Co-author Kevin S. Tiburcio Zamudio
More than 1500 km. away from Buenos Aires, in a lost corner of the Argentine Chaco in the province of Formosa, more than 80 pregnant women of the indigenous Wichi community denounced police persecution and forced transfers to governmental isolation centers to be subjected to cesarean sections. The women, allegedly hiding in the bush, denounced before the cameras that, after the forced cesarean sections, the women are separated without warning and for up to 14 days from their babies who are taken to neonatology centers in the hospitals of the provincial capital.
This scandalous denunciation of obstetric violence-violence exercised by health professionals that affects women’s bodies and reproductive processes- has been rejected by the provincial government as a media act of a television network. The politicization of the issue and the absence of formal complaints have called the denunciation into question. However, as in other cases, fear of these and other violent practices often represses those affected.
Beyond the specific case of the Wichi women’s group, the fact is that in Argentina the number of cesarean sections is 45% of the total number of births, a proportion three times higher than that recommended by the World Health Organization (WHO). This shows an abuse by the political and health authorities of this type of practice, which is often based on economic motivations.
Last March 8, four days before the denunciation came to light, International Women’s Day was commemorated, an annual date on which specialists, collectives, organizations and civil society rethink the scope of women’s rights.
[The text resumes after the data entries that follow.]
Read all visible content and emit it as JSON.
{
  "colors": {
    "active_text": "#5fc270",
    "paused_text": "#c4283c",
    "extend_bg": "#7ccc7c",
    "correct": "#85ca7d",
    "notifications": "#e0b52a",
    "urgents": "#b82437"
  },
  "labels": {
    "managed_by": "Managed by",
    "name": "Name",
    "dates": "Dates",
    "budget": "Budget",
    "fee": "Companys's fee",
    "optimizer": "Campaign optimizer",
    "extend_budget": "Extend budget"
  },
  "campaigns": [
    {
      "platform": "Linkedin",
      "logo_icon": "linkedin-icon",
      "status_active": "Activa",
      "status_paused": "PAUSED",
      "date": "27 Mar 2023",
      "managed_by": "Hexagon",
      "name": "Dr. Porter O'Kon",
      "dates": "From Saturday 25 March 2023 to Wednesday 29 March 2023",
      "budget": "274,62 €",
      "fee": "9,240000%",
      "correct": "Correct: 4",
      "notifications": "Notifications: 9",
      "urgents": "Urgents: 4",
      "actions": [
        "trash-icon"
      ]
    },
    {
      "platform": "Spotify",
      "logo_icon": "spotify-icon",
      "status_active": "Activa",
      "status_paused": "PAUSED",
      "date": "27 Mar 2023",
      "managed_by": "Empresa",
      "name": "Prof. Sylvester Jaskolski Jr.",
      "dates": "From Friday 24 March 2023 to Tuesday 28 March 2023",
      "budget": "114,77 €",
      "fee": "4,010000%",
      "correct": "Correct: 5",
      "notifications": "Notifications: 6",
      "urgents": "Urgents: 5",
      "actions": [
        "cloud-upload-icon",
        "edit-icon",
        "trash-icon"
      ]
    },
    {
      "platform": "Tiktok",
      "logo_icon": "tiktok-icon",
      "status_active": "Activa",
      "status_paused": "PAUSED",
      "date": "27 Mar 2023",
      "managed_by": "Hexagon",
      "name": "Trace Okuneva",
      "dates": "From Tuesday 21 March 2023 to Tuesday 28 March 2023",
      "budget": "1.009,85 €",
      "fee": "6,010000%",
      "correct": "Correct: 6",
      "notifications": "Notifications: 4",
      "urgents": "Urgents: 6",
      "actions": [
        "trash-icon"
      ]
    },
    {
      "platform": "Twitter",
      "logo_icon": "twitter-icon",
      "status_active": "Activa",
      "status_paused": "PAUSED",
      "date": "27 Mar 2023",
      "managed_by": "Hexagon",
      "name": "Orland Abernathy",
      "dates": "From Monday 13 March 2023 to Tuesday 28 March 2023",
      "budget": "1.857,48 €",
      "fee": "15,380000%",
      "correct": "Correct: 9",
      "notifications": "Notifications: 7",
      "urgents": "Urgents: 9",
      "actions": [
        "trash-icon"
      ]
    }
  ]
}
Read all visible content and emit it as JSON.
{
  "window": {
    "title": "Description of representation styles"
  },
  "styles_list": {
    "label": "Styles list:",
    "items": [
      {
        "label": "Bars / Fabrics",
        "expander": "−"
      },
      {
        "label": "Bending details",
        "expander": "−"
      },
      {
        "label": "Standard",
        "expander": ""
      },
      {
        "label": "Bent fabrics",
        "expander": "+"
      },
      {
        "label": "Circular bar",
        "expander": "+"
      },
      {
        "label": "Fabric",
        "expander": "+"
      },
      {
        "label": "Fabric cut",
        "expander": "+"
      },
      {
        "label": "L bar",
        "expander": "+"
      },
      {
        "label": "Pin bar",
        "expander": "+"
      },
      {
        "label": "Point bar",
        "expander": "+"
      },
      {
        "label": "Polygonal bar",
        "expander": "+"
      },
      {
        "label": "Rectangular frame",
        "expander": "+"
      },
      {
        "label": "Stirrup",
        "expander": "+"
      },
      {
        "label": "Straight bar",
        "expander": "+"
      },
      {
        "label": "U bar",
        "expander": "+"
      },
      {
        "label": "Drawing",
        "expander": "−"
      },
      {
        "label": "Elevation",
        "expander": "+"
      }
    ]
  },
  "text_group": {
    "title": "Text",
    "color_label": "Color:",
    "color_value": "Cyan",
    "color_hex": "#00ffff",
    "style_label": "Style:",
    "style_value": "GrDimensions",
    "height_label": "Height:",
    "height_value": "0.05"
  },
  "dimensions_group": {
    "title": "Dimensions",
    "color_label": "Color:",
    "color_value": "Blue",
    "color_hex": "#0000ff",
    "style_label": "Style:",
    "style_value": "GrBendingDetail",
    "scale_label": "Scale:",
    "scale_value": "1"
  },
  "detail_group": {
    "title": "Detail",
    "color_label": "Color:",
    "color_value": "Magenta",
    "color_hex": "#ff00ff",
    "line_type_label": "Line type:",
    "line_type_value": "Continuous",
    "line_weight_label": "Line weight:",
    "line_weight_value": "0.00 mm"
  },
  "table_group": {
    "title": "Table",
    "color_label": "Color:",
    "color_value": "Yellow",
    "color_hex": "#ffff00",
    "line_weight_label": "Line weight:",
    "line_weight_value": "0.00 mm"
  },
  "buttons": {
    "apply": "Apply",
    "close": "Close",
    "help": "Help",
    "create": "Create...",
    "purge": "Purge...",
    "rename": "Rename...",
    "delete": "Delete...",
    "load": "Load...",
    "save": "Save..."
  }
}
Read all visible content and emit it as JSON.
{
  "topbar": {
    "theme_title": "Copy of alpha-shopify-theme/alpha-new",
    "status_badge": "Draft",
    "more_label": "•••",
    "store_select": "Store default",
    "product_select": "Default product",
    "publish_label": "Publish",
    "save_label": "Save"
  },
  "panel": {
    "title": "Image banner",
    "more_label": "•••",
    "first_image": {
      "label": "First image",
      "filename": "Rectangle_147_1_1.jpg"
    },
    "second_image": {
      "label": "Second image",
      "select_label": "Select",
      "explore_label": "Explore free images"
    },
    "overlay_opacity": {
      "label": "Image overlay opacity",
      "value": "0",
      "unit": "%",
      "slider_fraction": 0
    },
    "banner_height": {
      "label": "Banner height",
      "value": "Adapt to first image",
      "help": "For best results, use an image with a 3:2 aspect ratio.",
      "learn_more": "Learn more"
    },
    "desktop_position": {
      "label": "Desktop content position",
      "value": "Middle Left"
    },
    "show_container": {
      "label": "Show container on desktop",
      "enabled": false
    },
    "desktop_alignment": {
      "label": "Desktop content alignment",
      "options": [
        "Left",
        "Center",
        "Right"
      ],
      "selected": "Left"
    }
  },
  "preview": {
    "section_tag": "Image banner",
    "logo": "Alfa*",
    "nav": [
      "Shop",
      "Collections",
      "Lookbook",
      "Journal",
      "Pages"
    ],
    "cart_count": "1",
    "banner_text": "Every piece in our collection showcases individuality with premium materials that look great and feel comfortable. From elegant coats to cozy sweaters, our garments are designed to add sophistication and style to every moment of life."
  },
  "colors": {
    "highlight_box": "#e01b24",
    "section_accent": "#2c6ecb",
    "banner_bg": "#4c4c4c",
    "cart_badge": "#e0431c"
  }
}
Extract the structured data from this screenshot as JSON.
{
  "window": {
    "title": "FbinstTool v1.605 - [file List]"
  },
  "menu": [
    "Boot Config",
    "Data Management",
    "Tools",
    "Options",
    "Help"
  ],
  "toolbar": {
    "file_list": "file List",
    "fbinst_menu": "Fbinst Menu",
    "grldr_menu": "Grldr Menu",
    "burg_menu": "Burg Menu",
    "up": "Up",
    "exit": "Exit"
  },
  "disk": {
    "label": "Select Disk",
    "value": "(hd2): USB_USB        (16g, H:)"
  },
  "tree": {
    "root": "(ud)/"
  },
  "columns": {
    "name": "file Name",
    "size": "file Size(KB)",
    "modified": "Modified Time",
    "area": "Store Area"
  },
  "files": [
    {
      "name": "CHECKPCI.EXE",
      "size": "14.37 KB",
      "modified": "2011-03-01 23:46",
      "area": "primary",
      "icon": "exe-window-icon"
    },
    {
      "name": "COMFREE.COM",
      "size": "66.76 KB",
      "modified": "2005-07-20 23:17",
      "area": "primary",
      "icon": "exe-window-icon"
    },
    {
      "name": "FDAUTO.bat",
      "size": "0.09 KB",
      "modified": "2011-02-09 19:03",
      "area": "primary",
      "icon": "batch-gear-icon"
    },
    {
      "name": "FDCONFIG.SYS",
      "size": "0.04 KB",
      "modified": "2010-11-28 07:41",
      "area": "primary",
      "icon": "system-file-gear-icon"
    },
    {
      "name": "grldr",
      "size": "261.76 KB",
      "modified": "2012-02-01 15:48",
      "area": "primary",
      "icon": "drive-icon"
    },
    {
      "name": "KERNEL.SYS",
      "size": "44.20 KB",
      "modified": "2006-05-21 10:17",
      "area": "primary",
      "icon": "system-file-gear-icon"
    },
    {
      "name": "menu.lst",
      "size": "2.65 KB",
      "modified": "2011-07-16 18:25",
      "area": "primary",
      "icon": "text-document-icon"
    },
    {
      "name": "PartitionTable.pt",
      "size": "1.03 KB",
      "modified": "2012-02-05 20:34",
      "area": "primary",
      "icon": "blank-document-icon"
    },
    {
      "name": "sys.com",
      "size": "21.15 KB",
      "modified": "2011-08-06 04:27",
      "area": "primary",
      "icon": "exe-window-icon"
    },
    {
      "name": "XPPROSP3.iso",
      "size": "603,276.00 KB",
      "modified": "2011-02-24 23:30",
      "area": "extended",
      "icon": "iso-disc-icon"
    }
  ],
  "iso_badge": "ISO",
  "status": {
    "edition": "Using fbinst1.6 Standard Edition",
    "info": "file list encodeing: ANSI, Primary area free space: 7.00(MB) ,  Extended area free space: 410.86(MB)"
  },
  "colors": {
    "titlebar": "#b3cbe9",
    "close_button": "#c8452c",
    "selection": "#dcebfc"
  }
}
Although new achievements are slowly being made in Argentina and Latin America, the truth is that there is still a long way to go to guarantee these rights, including reproductive rights.
Currently, while many cases of abuse are kept in the dark, others come to light thanks to denunciations or in-depth investigations. A few years ago, the Institute of Social Research of the UNAM in Mexico reported that four out of every five indigenous women suffer mistreatment, humiliation, ridicule and psychological, physical and verbal aggression during pregnancy, childbirth or when seeking care in health services.
Fujimori and forced sterilization in Peru
Although forced sterilization and mandatory cesarean sections are increasingly rare practices, in the past they were used by the state in many countries in the region. In Peru, throughout Fujimori’s presidential term, forced sterilization, as the procedure that renders women incapable of sexual reproduction without their consent, was systematically practiced.
The Reproductive Health and Family Planning Program, as the Peruvian state plan became known, was based on the need for women to have access to free birth control. The plan also proposed sexual and reproductive health as a right for women and men. However, the application of contraceptive or birth control measures fell solely on women.
According to the report based on research in the case of involuntary sterilizations performed in Peru, between 1996 and 2001, 272,028 sterilizations were performed. The year 1997 registered the highest number of cases, with 109,689 sterilizations performed, mostly on indigenous and peasant women without their consent.
The role of the State
What is the relationship between sterilization in Peru and the situation denounced by the Wichí women in Formosa?
Obstetric violence can be interpreted as systematic violence on the part of the State when it omits and disarticulates maternal health care and women’s rights. It occurs when there are omissions, inadequate care, mistreatment, unnecessary or unjustified procedures during childbirth and puerperium. It is a type of direct violence that generally violates the reproductive rights of women belonging to the most vulnerable sectors of society.
Argentina currently has several normative instruments that recognize this violence and the need for respectful childbirth. Respected childbirth aims to guarantee the full exercise of women’s free decision for the process of childbirth and claims the implementation of the least invasive methods. However, one of the main problems that continue to arise in maternal care is that the main line or backbone of public programs and health policies is focused solely on the woman’s reproductive condition.
There is an urgent need for maternal care services to also take into consideration the emotional and physiological needs of women. Most cases of maternal mortality could be prevented if maternal care services were tailored to the needs of mothers rather than to institutional needs.
In any case, these practices end up being a determinant that inhibits women’s desires for procreation or their family expectations. This type of violence carried out by the State, which has women as victims because of their biological condition for gestation, goes against its obligation to guarantee respect and access to rights.
Translation from Spanish by Destiny Harrison-Griffin
Photo by Eneas De Troya
Kevin Sander Tiburcio Zamudio has a degree in Public Administration and Political Science from the School of Economics and International Relations of the Autonomous University of Baja California (UABC).